'Green' chemistry extraction method developed for hot capsicum fruit

Jan 18, 2011
This is a graduate student with carotenoids extracted from the dried powder of a red chile cultivar. Also shown are samples of chile powder before (right) and after (left) supercritical fluid extraction. Credit: Photo by Rich Richins

Plant pigments are an important source of non-toxic compounds for use as food or cosmetic coloring agents. In addition to their known nutritional value, the red pigments in Capsicum (chile pepper) are important as sources of non-toxic red dyes; the red pigments are added to many processed foods and cosmetics to enhance their appearance. Certain varieties of Capsicum annuum can be 'extracted' to isolate red-colored xanthophylls, an important economical source of red pigments that can replace carcinogenic synthetic red dyes.

Until now, the common method for extracting red pigments from dried fruit of Capsicum has used hexane as the extraction solvent. A noteworthy new research study from New Mexico State University presents a process for efficient extraction of these red pigments using "". The method recovers 85% or greater of the pigmented carotenoids from dried Capsicum and reduces the hazardous waste and environmental risks associated with traditional extraction methods.

In New Mexico, the economic value of a chile crop includes the value of the fruit harvested as a fresh green product and a dried red product often harvested later in the season. Current extraction processes are limiting; red pigment can only be recovered from American paprika varieties or other mild cultivars. According to a team of researchers from the Department of Plant and Environmental Sciences at New Mexico State University, if extraction of the red pigments could be achieved separate from the capsaicinoids, then a wider range of red-fruited cultivars could be used, including those with important values as fresh green crops.

The scientists created a "green chemical" method that generates an oleoresin from dried Capsicum fruit with virtually the same carotene and xanthophyll composition as the hexane extraction method. The report appears in . Mary A. O'Connell, corresponding author of the study, explained; "If alternative and environmentally sound, "green" extraction protocols could be developed to replace the use of hexane as a solvent for oleoresin production. This would improve the environmental risks for the isolation of red pigments from Capsicum fruit."

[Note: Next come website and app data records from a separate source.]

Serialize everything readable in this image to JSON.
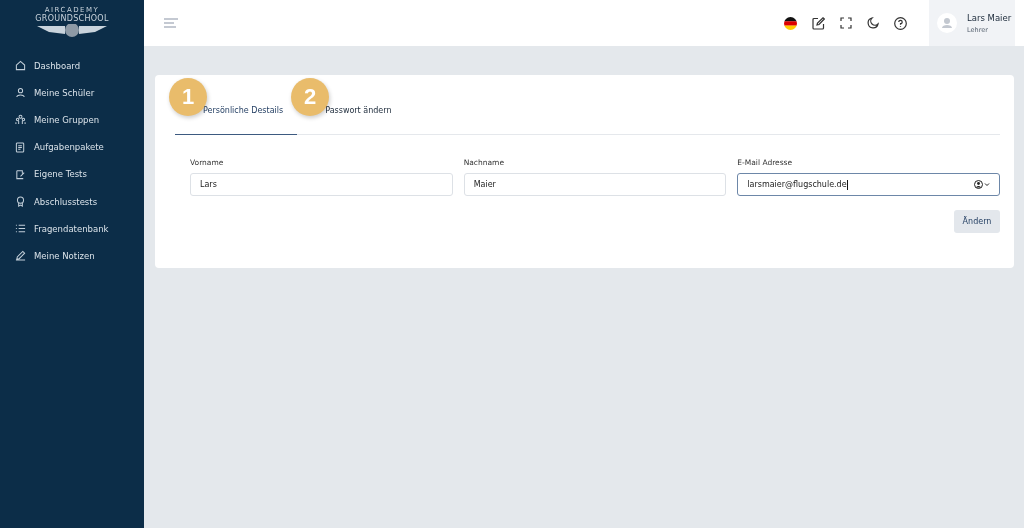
{
  "logo": {
    "line_1": "AIRCADEMY",
    "line_2": "GROUNDSCHOOL"
  },
  "sidebar": {
    "items": [
      {
        "label": "Dashboard",
        "selected": false
      },
      {
        "label": "Meine Schüler",
        "selected": false
      },
      {
        "label": "Meine Gruppen",
        "selected": false
      },
      {
        "label": "Aufgabenpakete",
        "selected": false
      },
      {
        "label": "Eigene Tests",
        "selected": false
      },
      {
        "label": "Abschlusstests",
        "selected": false
      },
      {
        "label": "Fragendatenbank",
        "selected": false
      },
      {
        "label": "Meine Notizen",
        "selected": false
      }
    ]
  },
  "user": {
    "name": "Lars Maier",
    "role": "Lehrer"
  },
  "tabs": [
    {
      "label": "Persönliche Destails",
      "selected": true,
      "badge": "1"
    },
    {
      "label": "Passwort ändern",
      "selected": false,
      "badge": "2"
    }
  ],
  "fields": [
    {
      "label": "Vorname",
      "value": "Lars",
      "focused": false,
      "kind": "text"
    },
    {
      "label": "Nachname",
      "value": "Maier",
      "focused": false,
      "kind": "text"
    },
    {
      "label": "E-Mail Adresse",
      "value": "larsmaier@flugschule.de",
      "focused": true,
      "kind": "email"
    }
  ],
  "submit_button": "Ändern"
}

The "green" extraction method includes a process that separates the pigments from the capsaicinoids, an important step which the researchers say increases the flexibility of the process to allow a variety of red Capsicum fruit to be used easily for pigment production. The authors noted that this step in the process is critical, as it allows the pigment industry and Capsicum farmers to use virtually any variety of chile regardless of heat level for pigment production. "Pungent chiles with high American Spice Trade Association (ASTA) values could be grown for either food/spice uses or pigment production", they remarked.

The researchers added that since growers may rely on mechanical harvest of chiles in the future, contamination of the red fruit with stems and leaves may become higher with mechanical harvesting than in hand harvesting. They observed that the type of supercritical fluid extraction method presented in this study provides an advantage for red fruit harvests mixed with leaf material because it reduces the amount of chlorophyll that contaminates the carotenoid pigment extracts as compared with a hexane extract.

Explore further: Structure of sodium channels different than previously believed

More information: The complete study and abstract are available on the ASHS HortScience electronic journal web site: hortsci.ashspublications.org/cgi/content/abstract/45/7/1084

Provided by American Society for Horticultural Science

not rated yet
add to favorites email to friend print save as pdf

Related Stories

Red kiwi poised to make a healthy debut

Nov 09, 2005

First there was green, then yellow and now red-fleshed kiwifruit. A team of researchers in Italy and New Zealand has found that a newly developed variety of red-fleshed kiwifruit contain anthocyanins, bright red pigments ...

Feather color is more than skin deep

Apr 15, 2009

Where do birds get their red feathers from? According to Esther del Val, from the National History Museum in Barcelona, Spain, and her team, the red carotenoids that give the common crossbill (Loxia curvirostra) its red coloration ...

Finding the white wine difference

Mar 05, 2007

A CSIRO research team has pinpointed the genetic difference between red (or black) and white grapes – a discovery which could lead to the production of new varieties of grapes and ultimately new wines.

Recommended for you

Breakthrough points to new drugs from nature

Apr 16, 2014

Researchers at Griffith University's Eskitis Institute have developed a new technique for discovering natural compounds which could form the basis of novel therapeutic drugs.

World's first successful visualisation of key coenzyme

Apr 16, 2014

Japanese researchers have successfully developed the world's first imaging method for visualising the behaviour of nicotine-adenine dinucleotide derivative (NAD(P)H), a key coenzyme, inside cells. This feat ...

User comments : 0

More news stories

Making graphene in your kitchen

Graphene has been touted as a wonder material—the world's thinnest substance, but super-strong. Now scientists say it is so easy to make you could produce some in your kitchen.